*Instructions for the task*: Give back each line of the material that contains the word "Ctrl".
□ □ □ □ □
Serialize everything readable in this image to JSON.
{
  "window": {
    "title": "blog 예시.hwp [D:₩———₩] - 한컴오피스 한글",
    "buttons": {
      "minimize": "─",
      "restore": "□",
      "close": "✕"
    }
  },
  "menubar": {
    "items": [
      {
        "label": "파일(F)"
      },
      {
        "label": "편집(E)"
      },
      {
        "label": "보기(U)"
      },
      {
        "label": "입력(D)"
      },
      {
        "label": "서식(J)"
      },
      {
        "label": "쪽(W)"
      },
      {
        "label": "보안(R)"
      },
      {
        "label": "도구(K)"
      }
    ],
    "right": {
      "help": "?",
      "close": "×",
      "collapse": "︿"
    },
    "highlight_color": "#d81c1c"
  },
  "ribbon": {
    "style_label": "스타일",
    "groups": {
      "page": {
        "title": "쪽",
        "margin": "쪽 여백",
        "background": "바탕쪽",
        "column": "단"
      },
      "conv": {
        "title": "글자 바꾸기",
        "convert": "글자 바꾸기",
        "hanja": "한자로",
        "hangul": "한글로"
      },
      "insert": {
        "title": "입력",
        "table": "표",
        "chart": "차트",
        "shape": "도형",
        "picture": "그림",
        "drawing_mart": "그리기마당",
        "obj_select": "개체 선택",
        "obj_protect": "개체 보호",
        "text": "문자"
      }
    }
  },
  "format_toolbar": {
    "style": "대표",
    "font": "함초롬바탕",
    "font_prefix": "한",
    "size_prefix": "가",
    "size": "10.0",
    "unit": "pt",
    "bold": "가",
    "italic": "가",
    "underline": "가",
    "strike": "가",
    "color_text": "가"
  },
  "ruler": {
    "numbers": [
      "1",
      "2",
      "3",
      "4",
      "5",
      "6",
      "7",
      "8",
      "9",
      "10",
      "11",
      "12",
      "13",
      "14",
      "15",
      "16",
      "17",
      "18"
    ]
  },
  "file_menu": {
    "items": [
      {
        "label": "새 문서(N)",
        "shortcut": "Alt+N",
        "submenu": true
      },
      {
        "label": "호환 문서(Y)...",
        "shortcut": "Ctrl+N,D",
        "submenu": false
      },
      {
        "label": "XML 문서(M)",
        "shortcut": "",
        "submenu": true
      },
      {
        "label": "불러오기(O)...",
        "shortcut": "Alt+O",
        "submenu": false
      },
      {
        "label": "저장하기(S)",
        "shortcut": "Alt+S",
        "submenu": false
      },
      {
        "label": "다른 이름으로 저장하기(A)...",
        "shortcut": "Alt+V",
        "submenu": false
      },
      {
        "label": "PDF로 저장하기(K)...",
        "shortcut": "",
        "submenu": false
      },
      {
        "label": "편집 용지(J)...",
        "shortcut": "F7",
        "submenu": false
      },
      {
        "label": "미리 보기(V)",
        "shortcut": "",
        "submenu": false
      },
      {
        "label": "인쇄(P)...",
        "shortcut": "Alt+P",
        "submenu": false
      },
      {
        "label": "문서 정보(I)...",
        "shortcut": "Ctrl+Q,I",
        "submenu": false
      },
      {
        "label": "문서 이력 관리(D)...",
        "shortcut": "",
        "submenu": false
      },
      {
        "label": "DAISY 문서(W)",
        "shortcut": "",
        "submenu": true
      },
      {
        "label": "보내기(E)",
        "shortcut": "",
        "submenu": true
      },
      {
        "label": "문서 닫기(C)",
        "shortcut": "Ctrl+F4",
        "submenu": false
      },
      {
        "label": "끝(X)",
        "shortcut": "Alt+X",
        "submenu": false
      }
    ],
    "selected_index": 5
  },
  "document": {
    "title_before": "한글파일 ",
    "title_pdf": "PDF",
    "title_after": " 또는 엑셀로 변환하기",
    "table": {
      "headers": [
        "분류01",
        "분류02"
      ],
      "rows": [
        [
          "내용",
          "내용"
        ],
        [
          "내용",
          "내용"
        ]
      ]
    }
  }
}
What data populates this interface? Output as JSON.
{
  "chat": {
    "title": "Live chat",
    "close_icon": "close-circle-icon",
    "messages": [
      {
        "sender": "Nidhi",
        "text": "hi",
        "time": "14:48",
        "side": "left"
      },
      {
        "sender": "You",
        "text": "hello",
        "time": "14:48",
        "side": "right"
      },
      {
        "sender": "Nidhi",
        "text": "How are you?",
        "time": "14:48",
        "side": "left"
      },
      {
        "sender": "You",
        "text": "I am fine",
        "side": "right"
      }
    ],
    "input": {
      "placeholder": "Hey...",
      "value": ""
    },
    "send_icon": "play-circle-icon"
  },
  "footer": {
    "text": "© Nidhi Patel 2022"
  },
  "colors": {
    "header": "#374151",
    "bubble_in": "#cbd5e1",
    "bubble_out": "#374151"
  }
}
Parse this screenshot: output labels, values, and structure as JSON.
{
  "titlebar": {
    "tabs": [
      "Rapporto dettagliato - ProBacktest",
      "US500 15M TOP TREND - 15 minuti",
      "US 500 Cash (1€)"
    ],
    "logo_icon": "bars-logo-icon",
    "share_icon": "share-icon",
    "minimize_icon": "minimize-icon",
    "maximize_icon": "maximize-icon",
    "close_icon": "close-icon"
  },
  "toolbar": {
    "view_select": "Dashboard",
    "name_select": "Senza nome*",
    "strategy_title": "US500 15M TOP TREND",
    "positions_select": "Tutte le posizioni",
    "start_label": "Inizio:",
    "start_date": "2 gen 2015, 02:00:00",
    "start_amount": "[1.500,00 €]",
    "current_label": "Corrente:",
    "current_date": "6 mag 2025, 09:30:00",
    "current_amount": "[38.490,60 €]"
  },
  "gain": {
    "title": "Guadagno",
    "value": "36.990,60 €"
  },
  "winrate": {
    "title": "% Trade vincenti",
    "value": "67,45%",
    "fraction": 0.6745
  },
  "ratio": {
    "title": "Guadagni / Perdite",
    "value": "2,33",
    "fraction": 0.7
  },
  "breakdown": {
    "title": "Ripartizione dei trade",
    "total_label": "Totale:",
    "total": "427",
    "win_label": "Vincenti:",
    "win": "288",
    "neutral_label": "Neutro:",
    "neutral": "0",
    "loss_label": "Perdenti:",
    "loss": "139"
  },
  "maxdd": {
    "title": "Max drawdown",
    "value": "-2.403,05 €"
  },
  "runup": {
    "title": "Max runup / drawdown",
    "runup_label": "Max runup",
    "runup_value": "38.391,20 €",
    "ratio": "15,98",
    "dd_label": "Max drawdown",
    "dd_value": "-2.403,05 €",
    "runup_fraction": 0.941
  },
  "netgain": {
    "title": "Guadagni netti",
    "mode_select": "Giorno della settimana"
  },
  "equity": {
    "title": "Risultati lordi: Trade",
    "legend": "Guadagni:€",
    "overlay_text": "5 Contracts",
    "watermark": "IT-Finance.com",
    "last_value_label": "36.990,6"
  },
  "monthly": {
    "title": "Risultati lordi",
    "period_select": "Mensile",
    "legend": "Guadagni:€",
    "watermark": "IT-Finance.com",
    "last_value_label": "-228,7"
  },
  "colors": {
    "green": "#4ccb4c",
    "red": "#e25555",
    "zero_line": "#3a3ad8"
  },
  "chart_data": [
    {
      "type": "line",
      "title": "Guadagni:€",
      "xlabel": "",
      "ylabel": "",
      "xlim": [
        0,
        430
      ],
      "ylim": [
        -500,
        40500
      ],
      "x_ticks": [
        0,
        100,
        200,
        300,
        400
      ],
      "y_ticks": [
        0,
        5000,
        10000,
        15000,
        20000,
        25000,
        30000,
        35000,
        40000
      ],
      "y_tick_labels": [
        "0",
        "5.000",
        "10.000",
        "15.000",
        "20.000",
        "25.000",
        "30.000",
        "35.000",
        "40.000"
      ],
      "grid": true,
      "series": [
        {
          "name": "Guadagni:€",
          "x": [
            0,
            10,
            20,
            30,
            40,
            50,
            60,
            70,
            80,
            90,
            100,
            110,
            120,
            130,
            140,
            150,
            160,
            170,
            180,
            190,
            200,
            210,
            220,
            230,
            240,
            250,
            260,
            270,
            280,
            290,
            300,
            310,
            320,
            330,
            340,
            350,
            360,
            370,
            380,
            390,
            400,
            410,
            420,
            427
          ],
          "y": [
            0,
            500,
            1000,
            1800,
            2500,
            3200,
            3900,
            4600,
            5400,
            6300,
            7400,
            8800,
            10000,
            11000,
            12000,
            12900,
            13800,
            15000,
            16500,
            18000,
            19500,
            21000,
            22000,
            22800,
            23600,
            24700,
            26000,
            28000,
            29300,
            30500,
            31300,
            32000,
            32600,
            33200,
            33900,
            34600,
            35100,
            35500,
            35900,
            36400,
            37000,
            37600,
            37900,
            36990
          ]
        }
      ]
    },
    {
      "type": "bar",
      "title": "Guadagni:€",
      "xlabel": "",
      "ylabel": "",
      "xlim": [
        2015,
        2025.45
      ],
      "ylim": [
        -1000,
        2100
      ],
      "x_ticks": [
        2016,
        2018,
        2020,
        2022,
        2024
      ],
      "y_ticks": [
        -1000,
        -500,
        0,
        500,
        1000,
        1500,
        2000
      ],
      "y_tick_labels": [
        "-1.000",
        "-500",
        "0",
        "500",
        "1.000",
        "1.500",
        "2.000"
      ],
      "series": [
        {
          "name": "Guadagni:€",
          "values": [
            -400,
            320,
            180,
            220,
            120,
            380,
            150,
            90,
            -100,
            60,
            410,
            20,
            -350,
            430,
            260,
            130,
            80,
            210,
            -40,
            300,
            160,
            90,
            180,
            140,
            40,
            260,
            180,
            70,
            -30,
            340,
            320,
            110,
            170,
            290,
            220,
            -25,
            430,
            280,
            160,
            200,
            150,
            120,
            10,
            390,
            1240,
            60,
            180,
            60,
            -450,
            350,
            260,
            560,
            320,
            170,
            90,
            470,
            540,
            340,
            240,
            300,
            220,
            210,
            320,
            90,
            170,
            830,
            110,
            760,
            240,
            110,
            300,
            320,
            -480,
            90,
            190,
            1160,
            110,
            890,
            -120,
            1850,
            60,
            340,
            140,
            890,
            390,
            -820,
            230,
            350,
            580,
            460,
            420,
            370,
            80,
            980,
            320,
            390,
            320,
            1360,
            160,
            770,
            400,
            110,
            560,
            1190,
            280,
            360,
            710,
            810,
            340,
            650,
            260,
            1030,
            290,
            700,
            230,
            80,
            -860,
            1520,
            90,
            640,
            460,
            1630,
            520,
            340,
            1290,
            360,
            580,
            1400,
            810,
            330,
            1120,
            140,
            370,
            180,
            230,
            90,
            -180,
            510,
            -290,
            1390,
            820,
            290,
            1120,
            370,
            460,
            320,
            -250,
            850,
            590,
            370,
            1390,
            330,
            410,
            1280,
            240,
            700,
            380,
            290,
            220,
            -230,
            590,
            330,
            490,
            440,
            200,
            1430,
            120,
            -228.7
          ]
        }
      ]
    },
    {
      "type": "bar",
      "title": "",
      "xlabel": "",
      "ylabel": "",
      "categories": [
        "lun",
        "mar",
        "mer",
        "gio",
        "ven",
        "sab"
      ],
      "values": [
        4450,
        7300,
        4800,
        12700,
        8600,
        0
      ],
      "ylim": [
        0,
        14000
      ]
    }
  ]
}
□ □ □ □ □
*Exercise solution*:
        "shortcut": "Ctrl+N,D",
        "shortcut": "Ctrl+Q,I",
        "shortcut": "Ctrl+F4",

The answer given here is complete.